In the interwar period, countries like Germany or the Soviet Union were critical players in the League of Nations Health Organisation. Germany continued to send out epidemiological bulletins over wireless after Hitler rescinded the country’s membership of the League in October 1933. The Rockefeller Foundation provided the majority of funding for the Health Organisation, even though the United States never joined the League. Similarly, David Brydan’s recent PhD thesis has shown how Spanish health officials remained deeply involved in the World Health Organisation although Spain was not allowed to join the United Nations until 1955. Disease crossed borders and did not discriminate between members and non-members of an international body. Despite political differences, nation-states often recognised that and cooperated accordingly.

Our discussions about how labels like “technical” enabled broader participation in health matters reminded me of my earlier work on the history of communications, where the label had performed a similar function. Calling communications standards “technical” enabled officials from the nineteenth centuries onwards to reach agreements about cross-border connections. A special issue that I co-edited for Journal of Policy History found that communications standards have succeeded historically when they regulated technical issues like frequencies, but not when they tried to regulate content.

If I apply that distinction back to the history of health, it implies that standardisation in health was likelier to occur when officials could designate something as “technical” (like causes of death) than when it required agreement on broader social issues. Social issues took health out of the purportedly technical into the very definitely political.

What made health different than communications was the very obvious stakes of life or death. In this sense, health was more like war. Health and war have long been linked metaphorically. We talk about “battling” disease or the “war on AIDS.” Conversely, health metaphors are tremendously virulent. We talk about the “health” of the economy or memes going “viral” online. These metaphors had real consequences. Robert Peckham’s work has shown, for example, how the metaphor of contagion in financial crises affected assessments of risk and responses to stock market crashes. Within the world of the military, some countries stopped supplying health data to the League of Nations around 1940 because they feared that the information could be misused by enemy nations for war planning.

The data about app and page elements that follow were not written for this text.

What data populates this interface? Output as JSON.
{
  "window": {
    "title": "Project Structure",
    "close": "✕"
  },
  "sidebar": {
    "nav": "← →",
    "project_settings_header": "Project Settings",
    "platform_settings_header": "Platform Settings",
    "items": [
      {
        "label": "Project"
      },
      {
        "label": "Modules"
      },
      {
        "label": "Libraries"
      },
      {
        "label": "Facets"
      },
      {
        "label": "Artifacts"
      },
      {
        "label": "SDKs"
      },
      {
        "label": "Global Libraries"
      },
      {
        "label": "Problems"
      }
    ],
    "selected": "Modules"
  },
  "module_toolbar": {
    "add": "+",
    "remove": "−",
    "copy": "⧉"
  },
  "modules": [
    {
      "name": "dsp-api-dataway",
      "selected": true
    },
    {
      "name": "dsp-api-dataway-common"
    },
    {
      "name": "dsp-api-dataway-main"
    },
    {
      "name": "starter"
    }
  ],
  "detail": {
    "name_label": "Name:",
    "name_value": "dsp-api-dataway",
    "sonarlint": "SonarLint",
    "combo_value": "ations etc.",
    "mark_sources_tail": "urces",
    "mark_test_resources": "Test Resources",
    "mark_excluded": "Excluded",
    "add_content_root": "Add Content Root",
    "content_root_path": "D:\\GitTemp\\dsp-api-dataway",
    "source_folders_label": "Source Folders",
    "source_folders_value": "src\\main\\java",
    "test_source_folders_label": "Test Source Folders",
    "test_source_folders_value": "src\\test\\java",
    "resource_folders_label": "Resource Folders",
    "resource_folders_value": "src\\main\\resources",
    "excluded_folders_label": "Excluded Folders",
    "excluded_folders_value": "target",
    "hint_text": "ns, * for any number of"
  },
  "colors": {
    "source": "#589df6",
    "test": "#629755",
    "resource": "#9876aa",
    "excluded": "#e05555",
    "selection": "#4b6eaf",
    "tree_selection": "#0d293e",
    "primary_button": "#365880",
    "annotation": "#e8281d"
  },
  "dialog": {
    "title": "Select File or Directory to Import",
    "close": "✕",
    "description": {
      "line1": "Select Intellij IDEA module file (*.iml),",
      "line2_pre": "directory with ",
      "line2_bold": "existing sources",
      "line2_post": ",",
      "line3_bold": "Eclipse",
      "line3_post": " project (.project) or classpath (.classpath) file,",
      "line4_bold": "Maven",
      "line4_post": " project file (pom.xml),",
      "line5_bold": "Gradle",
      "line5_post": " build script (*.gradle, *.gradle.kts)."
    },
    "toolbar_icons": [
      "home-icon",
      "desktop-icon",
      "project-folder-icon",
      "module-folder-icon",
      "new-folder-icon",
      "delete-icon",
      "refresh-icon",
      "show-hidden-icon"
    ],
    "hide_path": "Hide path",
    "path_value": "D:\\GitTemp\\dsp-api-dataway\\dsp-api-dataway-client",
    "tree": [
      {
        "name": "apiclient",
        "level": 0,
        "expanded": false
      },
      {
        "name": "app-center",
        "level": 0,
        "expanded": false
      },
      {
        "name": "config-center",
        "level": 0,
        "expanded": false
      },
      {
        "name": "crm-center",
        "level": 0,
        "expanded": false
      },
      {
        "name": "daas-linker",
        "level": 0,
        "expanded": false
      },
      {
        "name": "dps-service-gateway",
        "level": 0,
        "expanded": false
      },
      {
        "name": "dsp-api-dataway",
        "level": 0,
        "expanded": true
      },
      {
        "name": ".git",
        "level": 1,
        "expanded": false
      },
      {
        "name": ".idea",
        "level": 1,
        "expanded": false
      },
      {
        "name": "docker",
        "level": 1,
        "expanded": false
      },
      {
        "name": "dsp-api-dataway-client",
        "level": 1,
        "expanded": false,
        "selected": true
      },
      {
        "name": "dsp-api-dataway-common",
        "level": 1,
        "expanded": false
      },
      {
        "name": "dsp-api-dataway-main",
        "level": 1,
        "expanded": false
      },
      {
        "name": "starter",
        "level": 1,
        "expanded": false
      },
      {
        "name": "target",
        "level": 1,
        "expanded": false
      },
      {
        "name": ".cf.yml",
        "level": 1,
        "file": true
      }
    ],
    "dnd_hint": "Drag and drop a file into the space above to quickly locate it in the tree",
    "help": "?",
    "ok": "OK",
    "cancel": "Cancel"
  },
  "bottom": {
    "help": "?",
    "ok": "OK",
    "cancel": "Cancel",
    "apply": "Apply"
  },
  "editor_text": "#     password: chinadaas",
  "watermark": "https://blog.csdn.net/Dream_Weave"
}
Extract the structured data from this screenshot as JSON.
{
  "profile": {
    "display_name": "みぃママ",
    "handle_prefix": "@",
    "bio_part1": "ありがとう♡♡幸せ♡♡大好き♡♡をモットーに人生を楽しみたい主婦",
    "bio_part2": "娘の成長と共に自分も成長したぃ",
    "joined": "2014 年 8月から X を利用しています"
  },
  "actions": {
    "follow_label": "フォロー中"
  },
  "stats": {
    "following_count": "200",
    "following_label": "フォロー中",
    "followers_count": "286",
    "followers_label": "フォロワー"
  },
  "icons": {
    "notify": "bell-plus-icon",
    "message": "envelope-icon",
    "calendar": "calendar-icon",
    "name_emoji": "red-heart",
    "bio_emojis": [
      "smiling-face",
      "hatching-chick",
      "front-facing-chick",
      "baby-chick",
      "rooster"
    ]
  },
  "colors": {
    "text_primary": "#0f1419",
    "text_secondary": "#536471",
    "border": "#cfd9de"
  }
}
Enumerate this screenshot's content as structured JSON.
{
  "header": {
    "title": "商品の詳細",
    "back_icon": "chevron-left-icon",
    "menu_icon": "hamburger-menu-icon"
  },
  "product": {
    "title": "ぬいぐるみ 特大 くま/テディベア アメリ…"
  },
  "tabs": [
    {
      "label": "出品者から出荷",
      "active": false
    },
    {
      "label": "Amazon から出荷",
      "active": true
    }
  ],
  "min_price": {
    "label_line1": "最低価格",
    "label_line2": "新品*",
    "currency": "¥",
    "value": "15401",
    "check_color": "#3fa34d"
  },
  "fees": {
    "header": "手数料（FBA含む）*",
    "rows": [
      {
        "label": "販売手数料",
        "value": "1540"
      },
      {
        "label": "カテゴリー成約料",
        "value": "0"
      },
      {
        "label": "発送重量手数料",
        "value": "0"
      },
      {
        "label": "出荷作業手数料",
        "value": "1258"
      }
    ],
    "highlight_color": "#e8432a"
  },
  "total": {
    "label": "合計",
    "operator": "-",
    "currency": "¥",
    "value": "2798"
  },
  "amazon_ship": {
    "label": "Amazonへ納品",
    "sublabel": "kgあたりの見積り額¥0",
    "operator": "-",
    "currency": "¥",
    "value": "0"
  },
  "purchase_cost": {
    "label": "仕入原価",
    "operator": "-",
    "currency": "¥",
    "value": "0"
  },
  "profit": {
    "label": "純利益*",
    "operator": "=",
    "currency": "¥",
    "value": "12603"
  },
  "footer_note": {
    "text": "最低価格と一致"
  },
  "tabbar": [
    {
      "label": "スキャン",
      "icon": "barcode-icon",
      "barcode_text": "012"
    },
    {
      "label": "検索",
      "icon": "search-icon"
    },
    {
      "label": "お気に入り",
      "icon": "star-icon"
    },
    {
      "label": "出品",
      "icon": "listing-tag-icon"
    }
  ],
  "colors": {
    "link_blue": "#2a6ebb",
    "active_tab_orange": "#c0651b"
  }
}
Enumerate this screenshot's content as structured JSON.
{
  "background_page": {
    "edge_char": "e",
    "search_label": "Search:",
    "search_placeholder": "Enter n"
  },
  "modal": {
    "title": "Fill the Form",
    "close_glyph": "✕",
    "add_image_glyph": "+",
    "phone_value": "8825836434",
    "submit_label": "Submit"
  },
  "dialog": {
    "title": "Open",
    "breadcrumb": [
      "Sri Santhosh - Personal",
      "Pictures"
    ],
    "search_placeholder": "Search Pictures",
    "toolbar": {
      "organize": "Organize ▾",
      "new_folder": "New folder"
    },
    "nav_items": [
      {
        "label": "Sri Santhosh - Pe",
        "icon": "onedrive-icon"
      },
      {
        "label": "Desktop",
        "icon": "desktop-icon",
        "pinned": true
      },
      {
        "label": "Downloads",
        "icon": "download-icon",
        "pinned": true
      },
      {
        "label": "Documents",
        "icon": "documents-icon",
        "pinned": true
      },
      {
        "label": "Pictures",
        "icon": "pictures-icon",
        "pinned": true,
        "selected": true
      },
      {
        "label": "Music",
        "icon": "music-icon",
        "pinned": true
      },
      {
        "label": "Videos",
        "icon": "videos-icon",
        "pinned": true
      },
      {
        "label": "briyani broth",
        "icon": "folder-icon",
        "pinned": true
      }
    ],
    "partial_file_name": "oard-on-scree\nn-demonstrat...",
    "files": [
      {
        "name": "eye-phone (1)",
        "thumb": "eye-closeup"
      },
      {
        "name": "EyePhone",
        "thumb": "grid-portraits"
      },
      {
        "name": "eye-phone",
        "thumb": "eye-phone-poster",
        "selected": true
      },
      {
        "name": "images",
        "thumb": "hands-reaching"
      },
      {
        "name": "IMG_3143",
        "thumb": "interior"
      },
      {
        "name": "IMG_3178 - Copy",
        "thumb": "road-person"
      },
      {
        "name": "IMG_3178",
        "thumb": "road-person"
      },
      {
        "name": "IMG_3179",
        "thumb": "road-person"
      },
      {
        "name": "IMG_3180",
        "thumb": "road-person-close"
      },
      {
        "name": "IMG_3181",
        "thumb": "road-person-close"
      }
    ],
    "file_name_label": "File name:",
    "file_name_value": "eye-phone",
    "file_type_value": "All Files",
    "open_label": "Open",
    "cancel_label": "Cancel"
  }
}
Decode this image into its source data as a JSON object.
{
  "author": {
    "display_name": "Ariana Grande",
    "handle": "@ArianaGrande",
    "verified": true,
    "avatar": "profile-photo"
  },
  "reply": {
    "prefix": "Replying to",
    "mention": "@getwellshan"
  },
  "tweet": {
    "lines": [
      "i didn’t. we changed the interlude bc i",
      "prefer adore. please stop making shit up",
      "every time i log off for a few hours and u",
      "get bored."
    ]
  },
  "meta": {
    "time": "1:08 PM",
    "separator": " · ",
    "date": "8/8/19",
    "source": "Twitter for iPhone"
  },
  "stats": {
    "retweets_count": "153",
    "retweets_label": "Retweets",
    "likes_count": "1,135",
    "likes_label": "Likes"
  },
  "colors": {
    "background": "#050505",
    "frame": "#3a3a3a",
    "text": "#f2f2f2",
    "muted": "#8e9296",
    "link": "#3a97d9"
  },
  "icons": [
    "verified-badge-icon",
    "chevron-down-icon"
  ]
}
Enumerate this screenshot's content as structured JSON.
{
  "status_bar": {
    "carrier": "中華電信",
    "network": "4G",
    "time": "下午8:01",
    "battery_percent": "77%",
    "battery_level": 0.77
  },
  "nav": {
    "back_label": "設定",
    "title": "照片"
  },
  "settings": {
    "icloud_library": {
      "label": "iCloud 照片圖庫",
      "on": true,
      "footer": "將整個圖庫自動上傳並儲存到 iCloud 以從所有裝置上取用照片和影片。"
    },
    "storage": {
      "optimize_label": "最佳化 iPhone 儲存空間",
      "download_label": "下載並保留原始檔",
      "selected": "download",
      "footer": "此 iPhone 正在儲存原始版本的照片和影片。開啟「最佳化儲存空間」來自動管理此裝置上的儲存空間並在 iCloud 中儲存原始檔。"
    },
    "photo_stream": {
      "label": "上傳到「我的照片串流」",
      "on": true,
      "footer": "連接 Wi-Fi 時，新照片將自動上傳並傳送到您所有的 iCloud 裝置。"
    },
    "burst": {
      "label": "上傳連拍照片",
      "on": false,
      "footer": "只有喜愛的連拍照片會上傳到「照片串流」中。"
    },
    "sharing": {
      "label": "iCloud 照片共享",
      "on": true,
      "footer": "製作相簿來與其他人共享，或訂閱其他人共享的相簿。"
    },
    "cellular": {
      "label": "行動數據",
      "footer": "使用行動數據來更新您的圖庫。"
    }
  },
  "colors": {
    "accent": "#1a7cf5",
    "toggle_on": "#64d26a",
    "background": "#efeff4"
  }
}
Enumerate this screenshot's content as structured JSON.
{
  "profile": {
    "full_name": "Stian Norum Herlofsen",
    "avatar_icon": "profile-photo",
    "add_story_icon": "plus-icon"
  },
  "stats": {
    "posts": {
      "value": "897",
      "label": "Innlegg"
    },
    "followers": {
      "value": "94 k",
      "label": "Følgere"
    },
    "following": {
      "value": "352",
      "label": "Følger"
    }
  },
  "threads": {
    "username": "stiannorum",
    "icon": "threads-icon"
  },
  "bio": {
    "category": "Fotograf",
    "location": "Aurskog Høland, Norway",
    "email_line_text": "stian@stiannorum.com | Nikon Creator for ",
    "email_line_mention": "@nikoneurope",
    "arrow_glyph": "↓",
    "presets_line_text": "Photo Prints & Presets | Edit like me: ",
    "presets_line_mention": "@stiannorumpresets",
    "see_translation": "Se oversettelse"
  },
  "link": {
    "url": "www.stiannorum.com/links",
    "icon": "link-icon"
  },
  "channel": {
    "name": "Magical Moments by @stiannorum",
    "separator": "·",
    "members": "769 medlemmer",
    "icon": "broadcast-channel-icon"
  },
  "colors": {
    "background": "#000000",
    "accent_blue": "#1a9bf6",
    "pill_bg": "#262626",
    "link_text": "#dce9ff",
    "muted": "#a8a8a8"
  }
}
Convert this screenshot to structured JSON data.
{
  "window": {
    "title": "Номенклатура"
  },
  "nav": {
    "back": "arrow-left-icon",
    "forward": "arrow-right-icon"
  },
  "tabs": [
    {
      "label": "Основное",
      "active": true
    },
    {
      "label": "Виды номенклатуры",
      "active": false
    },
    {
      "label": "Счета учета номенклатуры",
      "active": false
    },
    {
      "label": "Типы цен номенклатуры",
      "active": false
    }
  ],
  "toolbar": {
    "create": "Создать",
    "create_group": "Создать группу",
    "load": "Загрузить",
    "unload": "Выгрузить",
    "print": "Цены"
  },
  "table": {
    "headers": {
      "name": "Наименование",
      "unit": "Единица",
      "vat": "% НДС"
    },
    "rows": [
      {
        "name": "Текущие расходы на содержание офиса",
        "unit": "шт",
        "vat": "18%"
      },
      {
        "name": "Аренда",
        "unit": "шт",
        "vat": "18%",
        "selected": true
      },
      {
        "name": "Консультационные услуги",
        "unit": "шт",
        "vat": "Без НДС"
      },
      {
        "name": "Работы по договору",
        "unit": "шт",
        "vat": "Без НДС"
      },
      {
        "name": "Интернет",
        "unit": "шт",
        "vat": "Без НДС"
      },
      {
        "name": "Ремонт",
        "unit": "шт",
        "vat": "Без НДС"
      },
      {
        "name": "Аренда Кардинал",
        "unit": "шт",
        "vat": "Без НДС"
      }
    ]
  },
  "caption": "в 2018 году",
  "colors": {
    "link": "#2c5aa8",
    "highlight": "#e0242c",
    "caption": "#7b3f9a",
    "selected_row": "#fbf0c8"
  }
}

Health, then, could be both as “technical” as communications standards and as “political” as war. By comparing health with other areas of internationalism, we gain a far more nuanced picture of how, when, and why cross-border interactions made reluctant experts into enthusiastic participants or vice versa.